The right to privacy has been considered by many to be a fundamental American principle. Yet this right, in some ways so central to the American way of life, has long been under attack. There is a battle in the United States over the role of privacy rights. Some other issues tend to get more attention, yet the concept of privacy is vitally important.
Technological advancement has undoubtedly benefited the world in immeasurable ways, particularly in more advanced countries such as the United States. Yet this same advancement has made it more difficult to maintain the right to privacy. As the world becomes more interconnected, it becomes easier to inadvertently give out private information in places that can be accessed by others. For example, it came to public attention that the NSA can supposedly get information about people by hacking into the cell phone apps that the people might use. While this is certainly not a call to withdraw from the internet, it illustrates how difficult it can be to protect one’s privacy in this age of social media and inter-connectivity. It should be pointed out that it is not really possible for the average person to gauge the truthfulness of various leaks such as this with any certainty, but it is interesting information nonetheless.

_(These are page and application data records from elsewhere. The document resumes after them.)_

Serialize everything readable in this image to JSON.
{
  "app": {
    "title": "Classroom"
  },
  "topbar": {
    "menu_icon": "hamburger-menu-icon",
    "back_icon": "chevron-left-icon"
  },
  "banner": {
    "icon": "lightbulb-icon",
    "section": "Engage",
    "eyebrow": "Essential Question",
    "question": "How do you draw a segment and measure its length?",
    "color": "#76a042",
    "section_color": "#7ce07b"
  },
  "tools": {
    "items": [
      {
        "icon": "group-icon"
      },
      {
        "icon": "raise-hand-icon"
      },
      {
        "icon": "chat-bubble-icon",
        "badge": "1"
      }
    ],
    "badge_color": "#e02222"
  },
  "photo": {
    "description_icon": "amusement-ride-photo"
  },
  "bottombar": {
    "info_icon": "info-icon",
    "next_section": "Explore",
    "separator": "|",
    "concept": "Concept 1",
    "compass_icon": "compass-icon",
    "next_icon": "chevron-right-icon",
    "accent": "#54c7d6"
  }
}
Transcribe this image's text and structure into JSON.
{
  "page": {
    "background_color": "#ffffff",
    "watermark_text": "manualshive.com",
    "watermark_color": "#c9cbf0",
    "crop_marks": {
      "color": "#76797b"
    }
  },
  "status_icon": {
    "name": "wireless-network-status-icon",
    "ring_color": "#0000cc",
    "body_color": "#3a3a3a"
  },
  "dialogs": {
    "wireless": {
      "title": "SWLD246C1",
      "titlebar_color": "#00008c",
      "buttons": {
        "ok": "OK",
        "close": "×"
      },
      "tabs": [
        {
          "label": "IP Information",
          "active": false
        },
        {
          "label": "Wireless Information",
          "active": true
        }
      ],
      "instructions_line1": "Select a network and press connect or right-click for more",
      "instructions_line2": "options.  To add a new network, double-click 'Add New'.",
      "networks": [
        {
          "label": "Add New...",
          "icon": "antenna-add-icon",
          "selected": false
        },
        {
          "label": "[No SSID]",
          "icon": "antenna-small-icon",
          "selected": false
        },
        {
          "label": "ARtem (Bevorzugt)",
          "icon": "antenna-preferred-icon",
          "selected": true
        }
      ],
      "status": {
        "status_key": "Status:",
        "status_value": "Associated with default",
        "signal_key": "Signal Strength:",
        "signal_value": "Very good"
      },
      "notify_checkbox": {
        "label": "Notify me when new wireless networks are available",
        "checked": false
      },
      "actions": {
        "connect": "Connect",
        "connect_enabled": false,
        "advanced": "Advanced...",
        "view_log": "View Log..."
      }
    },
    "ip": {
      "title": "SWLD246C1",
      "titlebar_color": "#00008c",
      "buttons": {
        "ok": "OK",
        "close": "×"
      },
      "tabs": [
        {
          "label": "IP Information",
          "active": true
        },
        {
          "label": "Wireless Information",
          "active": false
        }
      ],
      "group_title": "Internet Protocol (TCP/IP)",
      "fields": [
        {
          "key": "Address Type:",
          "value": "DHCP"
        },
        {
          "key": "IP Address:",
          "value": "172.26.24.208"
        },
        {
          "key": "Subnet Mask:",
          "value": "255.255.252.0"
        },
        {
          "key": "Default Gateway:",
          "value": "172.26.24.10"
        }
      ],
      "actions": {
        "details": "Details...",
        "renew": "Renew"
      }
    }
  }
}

Security is the primary excuse for surveillance programs conducted by government agencies such as the NSA. The threat of terrorism is often mentioned when arguing for these programs. For example, Senator Lindsey Graham mentioned that he does not think collecting phone data is against the Fourth Amendment, so long as it is to help prevent a terrorist attack. He suggested that the phone data collection program is acceptable, because it is (apparently) still subject to judicial authority. The problem is, when activities are done in secret or with little information made available, it requires a great deal of trust on the part of the American public.
There are certainly real threats to the United States and the safety of its people, but the tendency to move toward more and more security and surveillance can be dangerous. The government can never protect people from every possible threat, no matter how many security programs are put in place. That is not to say that there should not be basic security, but the American people should not have to accept violations of privacy based on what might happen. Safety should not automatically be an excuse for constitutionally suspect programs.
President Obama recently weighed in on the privacy rights battle by proposing a law that would prevent the NSA from storing phone records itself. This sounds good on the surface, but when one looks more closely, the proposal does very little. The NSA could still access phone records, it simply would not be able to store them. The phone companies would instead be the ones storing the data. Real reforms of the NSA, reforms that actually have teeth, would be excellent. It is hard to take what Obama has proposed too seriously.
The battle over privacy rights is far from over. There is no telling where this battle will lead, but Americans owe it to themselves to remain vigilant.
Editorial By Zach Kirkman